The CRA represents 76 non-governmental organisations including such august bodies as Barnardos, the ISPCC, UNICEF and ASTI and has already called for a "no" vote in the referendum which, it says, if passed would contravene the UN Convention on the Rights of the Child.
In any case, CRA maintains that the amendment will not satisfactorily address the concerns the Government has raised about pressures on maternity hospitals.
The perception that those hospitals will be over-run with pregnant non-national women is a myth. On the basis of the statistics provided, the report claims that it is not possible to establish how many women have come to Ireland with the sole intent of giving birth and gaining an entitlement to Irish citizenship for their children.
Obviously, from the evidence in the Irish Examiner story yesterday, an increasing number of non-nationals from Eastern European countries and Arab states are attempting to book places in maternity hospitals here before travelling to this country for delivery.
Opponents of the referendum say it would reduce or compromise the rights of some children, while the Government insists the proposed change will not diminish the rights of non-citizens living in Ireland and would bring Ireland in line with other EU states.
Both sides are completely polarised as to what consequences will emanate from a successful outcome, which is why this newspaper has advocated the issue should be allowed more time for considered and informed debate.
The unseemly haste in imposing this question which touches on one of the most fundamental Articles in the Constitution was the main reason for urging caution.

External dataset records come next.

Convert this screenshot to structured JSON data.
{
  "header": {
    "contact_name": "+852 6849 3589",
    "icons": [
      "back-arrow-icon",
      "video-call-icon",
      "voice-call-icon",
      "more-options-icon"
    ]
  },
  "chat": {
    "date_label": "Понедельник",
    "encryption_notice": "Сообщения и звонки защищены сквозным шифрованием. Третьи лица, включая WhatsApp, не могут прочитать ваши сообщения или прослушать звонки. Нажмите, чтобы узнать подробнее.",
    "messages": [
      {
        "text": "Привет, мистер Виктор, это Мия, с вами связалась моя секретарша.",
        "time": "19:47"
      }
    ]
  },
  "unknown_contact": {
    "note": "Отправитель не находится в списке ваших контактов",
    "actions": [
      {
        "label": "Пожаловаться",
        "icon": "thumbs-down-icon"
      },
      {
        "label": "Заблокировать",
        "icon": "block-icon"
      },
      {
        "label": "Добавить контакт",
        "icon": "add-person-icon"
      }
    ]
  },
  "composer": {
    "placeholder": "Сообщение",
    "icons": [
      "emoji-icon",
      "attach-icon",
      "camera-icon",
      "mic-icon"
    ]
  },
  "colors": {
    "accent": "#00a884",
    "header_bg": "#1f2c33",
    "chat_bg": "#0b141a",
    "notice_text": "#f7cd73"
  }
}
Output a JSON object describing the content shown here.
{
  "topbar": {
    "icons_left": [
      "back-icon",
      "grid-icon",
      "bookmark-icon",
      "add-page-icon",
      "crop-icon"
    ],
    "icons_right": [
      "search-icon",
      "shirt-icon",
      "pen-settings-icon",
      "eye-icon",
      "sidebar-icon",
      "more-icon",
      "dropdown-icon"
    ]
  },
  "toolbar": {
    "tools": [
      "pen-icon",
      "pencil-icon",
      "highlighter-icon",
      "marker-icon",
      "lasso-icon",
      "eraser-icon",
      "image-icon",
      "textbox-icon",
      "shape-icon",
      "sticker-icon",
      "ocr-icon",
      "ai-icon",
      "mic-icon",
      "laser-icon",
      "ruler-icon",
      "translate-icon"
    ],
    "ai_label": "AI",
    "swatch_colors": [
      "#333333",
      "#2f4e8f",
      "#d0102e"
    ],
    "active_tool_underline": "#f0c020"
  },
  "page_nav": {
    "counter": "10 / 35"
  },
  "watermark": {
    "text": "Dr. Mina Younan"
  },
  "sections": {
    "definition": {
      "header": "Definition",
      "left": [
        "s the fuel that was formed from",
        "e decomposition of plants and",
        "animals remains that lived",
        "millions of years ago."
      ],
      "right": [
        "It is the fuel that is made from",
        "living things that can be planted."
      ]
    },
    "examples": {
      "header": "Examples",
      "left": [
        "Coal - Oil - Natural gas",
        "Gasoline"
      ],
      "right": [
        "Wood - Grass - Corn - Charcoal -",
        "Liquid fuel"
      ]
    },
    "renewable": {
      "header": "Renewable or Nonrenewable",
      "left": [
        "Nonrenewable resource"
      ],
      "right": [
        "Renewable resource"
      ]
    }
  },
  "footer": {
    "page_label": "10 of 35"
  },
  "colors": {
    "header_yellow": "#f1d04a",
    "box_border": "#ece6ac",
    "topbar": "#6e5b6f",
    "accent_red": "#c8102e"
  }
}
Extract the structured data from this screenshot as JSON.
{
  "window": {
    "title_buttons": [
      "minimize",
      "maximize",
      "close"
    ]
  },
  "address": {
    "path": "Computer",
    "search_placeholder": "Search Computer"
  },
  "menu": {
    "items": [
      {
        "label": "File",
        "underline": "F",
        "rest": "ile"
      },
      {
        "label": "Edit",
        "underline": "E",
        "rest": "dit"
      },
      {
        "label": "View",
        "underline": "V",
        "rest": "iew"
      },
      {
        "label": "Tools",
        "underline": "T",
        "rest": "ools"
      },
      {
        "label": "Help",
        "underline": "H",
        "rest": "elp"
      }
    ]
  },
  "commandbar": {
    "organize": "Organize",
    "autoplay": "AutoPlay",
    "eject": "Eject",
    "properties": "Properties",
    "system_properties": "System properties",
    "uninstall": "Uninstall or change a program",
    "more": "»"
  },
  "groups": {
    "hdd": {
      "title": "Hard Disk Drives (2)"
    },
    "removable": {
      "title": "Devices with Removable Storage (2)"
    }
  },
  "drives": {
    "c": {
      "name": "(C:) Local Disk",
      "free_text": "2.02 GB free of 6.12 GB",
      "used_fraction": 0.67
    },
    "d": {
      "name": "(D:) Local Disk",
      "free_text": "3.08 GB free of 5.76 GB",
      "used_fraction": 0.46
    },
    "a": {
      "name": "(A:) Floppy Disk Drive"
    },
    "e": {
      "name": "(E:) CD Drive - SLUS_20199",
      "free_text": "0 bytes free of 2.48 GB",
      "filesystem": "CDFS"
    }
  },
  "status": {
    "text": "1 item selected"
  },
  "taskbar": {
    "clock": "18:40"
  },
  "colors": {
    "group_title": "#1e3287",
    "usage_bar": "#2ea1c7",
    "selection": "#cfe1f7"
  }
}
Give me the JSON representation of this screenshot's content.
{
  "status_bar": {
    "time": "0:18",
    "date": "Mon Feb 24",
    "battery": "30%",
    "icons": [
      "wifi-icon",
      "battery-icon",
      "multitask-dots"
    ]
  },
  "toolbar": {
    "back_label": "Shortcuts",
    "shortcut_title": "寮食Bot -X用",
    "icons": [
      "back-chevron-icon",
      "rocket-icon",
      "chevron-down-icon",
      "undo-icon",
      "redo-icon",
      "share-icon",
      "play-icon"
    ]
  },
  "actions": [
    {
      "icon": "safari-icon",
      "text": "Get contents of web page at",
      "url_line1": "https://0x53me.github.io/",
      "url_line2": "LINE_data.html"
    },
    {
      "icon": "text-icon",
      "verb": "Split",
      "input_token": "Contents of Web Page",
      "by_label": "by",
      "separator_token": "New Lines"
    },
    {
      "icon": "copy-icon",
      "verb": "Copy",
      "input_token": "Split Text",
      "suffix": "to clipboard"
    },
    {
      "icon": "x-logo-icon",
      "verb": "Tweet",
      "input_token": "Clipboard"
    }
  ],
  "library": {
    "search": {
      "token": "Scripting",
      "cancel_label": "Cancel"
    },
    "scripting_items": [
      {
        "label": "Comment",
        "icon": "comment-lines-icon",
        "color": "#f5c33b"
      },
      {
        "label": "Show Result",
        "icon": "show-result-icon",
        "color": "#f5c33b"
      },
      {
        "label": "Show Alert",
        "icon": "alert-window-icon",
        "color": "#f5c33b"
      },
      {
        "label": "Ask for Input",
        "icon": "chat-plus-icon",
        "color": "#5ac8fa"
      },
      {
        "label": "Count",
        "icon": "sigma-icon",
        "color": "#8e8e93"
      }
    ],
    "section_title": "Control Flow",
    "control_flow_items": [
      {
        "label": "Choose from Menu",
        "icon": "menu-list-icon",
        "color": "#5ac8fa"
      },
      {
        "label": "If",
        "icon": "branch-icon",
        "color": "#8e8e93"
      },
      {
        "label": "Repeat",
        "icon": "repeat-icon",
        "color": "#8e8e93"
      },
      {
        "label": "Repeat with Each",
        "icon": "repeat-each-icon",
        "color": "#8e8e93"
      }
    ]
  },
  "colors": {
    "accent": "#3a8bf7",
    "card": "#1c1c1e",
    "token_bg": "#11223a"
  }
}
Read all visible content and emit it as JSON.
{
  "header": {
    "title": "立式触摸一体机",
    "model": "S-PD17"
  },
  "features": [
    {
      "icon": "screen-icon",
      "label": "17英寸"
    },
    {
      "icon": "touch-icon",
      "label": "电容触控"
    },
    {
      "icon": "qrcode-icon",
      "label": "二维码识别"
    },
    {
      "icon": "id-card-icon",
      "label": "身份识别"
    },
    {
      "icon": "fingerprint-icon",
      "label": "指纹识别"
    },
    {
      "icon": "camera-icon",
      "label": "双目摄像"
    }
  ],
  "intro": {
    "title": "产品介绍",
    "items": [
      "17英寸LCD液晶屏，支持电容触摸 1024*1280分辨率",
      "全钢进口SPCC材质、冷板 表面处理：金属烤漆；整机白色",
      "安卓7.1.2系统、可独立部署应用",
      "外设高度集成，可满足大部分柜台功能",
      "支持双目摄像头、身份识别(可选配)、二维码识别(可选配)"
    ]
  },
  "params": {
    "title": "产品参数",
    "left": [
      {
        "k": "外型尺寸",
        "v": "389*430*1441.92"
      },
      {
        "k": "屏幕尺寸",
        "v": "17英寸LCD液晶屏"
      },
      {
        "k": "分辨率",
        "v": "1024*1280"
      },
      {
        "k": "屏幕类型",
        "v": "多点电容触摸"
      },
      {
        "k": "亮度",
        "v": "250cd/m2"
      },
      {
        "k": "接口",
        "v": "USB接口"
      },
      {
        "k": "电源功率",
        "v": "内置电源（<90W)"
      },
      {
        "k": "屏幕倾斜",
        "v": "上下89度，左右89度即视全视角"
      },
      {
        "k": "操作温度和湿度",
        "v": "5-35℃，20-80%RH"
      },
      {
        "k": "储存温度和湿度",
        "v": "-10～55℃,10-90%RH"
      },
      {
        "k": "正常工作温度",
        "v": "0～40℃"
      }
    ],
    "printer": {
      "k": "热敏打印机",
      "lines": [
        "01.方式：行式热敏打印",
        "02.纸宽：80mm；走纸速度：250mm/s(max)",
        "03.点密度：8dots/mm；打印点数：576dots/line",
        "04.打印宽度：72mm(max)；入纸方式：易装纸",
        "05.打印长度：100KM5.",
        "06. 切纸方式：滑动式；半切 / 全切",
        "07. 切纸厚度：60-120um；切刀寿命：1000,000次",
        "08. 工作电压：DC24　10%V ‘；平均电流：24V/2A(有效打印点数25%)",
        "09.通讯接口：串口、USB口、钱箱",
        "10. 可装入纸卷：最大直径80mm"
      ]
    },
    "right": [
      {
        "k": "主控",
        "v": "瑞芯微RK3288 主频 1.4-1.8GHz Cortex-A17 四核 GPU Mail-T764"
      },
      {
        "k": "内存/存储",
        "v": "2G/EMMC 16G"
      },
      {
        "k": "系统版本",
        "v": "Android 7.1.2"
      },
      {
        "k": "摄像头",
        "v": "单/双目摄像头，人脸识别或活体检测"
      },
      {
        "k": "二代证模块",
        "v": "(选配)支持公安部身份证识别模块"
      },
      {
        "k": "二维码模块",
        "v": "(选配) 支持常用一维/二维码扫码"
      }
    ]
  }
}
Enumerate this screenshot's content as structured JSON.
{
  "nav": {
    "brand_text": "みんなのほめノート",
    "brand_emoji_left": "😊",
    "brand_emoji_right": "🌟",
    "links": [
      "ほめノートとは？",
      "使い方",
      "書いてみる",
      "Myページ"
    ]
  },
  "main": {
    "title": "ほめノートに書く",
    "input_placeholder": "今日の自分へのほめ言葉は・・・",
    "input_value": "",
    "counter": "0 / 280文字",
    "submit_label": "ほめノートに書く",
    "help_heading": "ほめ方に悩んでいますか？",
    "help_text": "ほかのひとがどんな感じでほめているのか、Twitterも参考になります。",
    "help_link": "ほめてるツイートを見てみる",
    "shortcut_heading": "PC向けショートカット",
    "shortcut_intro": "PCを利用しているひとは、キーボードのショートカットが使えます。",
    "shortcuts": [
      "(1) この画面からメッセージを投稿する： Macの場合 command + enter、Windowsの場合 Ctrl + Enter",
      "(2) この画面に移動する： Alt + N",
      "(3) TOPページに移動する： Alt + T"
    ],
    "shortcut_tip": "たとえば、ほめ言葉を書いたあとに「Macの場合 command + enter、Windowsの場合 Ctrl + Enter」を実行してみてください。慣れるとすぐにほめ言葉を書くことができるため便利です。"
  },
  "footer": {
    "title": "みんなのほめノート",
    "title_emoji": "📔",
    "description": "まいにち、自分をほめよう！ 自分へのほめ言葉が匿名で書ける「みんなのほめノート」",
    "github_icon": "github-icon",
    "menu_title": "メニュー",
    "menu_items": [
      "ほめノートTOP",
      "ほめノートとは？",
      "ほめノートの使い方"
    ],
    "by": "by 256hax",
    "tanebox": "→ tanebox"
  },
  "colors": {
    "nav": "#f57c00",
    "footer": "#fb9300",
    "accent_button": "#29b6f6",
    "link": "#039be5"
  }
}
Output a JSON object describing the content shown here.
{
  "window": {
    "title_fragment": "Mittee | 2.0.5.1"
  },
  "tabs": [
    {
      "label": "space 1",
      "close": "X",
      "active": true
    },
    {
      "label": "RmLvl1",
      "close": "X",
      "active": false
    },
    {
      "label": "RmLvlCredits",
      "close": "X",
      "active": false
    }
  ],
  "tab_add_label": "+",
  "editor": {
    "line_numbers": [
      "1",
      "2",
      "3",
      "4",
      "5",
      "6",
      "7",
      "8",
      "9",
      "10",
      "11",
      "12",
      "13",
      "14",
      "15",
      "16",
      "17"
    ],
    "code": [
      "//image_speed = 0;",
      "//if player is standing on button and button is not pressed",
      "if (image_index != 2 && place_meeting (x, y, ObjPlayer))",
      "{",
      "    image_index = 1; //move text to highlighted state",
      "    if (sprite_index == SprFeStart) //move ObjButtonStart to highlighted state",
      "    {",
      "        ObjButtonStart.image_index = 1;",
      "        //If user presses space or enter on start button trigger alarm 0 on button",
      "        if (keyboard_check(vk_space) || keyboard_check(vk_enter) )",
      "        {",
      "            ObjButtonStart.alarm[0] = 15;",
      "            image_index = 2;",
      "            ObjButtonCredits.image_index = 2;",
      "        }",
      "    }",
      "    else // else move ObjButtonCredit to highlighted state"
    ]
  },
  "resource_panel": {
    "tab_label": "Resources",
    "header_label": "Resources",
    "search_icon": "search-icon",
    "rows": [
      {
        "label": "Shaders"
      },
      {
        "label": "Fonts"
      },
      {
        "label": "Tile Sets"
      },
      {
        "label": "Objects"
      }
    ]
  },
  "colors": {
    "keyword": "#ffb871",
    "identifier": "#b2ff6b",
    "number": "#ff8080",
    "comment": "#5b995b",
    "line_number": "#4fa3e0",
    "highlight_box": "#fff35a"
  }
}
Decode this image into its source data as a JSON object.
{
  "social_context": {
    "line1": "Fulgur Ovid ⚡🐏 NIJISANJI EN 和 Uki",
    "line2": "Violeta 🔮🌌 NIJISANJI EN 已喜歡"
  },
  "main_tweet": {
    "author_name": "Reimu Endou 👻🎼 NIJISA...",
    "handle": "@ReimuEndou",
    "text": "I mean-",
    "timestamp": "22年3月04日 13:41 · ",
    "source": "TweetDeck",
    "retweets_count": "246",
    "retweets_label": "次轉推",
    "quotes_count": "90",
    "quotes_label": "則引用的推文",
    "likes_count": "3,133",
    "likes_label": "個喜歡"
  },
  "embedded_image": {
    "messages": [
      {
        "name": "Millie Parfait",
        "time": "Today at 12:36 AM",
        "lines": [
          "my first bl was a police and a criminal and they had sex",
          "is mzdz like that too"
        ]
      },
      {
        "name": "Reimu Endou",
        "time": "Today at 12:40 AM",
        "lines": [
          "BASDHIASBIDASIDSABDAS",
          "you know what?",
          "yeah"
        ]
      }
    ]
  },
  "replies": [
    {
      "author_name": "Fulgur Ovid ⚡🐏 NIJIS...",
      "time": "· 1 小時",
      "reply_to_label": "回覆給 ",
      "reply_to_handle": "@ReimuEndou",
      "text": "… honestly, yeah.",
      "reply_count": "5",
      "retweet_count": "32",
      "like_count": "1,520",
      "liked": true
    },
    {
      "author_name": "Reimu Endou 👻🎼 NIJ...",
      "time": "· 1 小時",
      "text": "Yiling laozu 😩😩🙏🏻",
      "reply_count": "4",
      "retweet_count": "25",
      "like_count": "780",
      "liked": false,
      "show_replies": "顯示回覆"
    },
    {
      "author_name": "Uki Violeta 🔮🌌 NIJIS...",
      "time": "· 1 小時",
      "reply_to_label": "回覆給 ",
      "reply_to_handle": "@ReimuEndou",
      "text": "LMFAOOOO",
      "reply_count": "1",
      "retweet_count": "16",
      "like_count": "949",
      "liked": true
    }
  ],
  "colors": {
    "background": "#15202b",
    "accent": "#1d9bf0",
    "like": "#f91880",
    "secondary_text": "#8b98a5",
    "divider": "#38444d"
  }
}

It does not deny the need for the poll.
For the majority of the electorate, not attached formally to either side of the argument, this complicated and complex amendment to a large extent will be resolved by which side wins the greater amount of trust.
It is merely a matter of expediency on the part of the Government to hold the referendum on the same day as the European and local elections.
It might appear to some cynical observers that our maternity hospitals are being used as vehicles by some non-nationals to get citizenship for their children.
Nobody can deny that Irish facilities have been abused, but quantifying that abuse is difficult and impossible to project into the future.
Therefore, it makes sense to clarify the whole question of citizenship and it is sensible to allow the Dáil the control to legislate in the future for whatever circumstances might arise.
Depending on the question to be addressed, it is notoriously difficult, if not impossible, to draft a referendum amendment which is definitive, in that the future cannot be predicted.
Neither can the country be governed by faltering from one referendum to the next, Nice excepted.